The Mark Blog

PROMPTS

I know they aren’t cool, and I know a lot of writers hate them, but I'll admit it: I love writing prompts.

I can understand why many literary folk roll their eyes at them. Why would you want someone to tell you when and what to write about?

There are two main reasons that I dance a little on the inside when given a good writing exercise. The first is their playful nature. A prompt is a game of sorts. You take an idea that someone's handing you– an interesting scenario or character trait, an image or conflict– and tinker with it. You emerge with a creation born of the original idea, but now different, on the other end. The transformation process– like dress-up, or performing a play, or pulling a prank– is, inherently, fun.

Secondly, an exercise asks something specific and objective of a writer. It's pre-defined: this is the task that must be accomplished; this is the place at which to begin; this is the character whom you follow; this is the amount of time or space you have to write. In a field where we so often dwell in subjectivity, it's a nice variation to latch onto something definitive and factual. At the same time, a prompt can evolve into an infinite number of stories. Possibilities are simultaneously limited and boundless in such a way that, perhaps, frees one from regular habits and limitations, while still applying pressure to the writing. I believe that pressure and play are healthy for the imagination, and exercises ask both of a writer.

Gathered from my some of favorite craft books, here are a few writing prompts. I'm going to do some this week and, if anyone wants to be un-cool and do some too, I'd love to share and compare notes!

Ten Prompts

1. The Non-Apology: Write an exchange that begins "I'm sorry, but..." Have the other character answer and then in the ensuing back-and-forth reveal the circumstances that got them into this situation. --from Writing Fiction: A Guide to Narrative Craft, by Janet Burroway

2. Write about something you know absolutely nothing about. Make all of it up. --from 642 Things to Write About, by the San Francisco Writers' Grotto

3. To learn more about your character, write down two lists: one of the sins of omission (the things the character didn't do) and one of the sins of commission (what the character did do) that are on his or her conscience. --from Method and Madness: The Making of a Story, by Alice LaPlante

4. Write down ten things about yourself that are quantifiable in some way (i.e., can be expressed with numbers). --from Method and Madness: The Making of a Story, by Alice LaPlante

5. Imagine a moment just after some major historical event... It may be that these people have no idea what has just happened. --from The 3 A.M. Epiphany: Uncommon Writing Exercises that Transform Your Fiction, by Brian Kitely

6. Write a short story on a three-by-five card or the back of a postcard. Notice that if you're going to manage a conflict, crisis and resolution in this small space, you'll have to introduce the conflict immediately. --from Writing Fiction: A Guide to Narrative Craft, by Janet Burroway

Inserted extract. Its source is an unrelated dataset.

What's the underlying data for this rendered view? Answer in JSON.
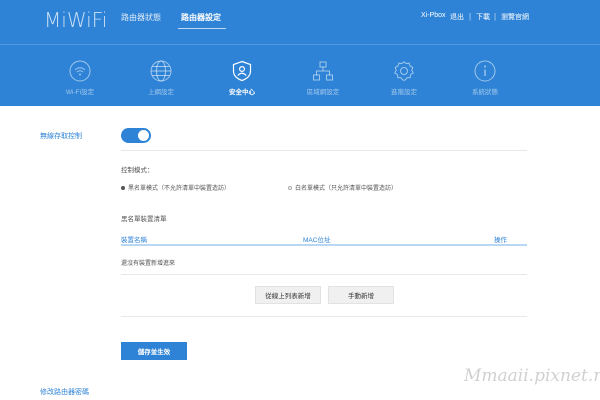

7. Write a scene in which two people leave believing opposite things are true. --from 642 Things to Write About, by the San Francisco Writers' Grotto

8. Think about a time when you lost something and were inexplicably upset about it. That is, the emotion was out of proportion with the thing lost. Write the story, concentrating on concrete details and immersing the reader in the experience rather than summarizing it. --from Method and Madness: The Making of a Story, by Alice LaPlante

9. Write down three pieces of dialogue that you hear from three different conversations. Put those bits into the same conversation. Take it from there. --from 642 Things to Write About, by the San Francisco Writers' Grotto

10. For one of your stories, write three different endings, each one showing, in some way, how your main character has been changed by the action in the story. Think about what is resolved and what is left unresolved with each ending. Then ask yourself what really need to happen, emotionally, to your character by the end. --from Writing Fiction: A Guide to Narrative Craft, by Janet Burroway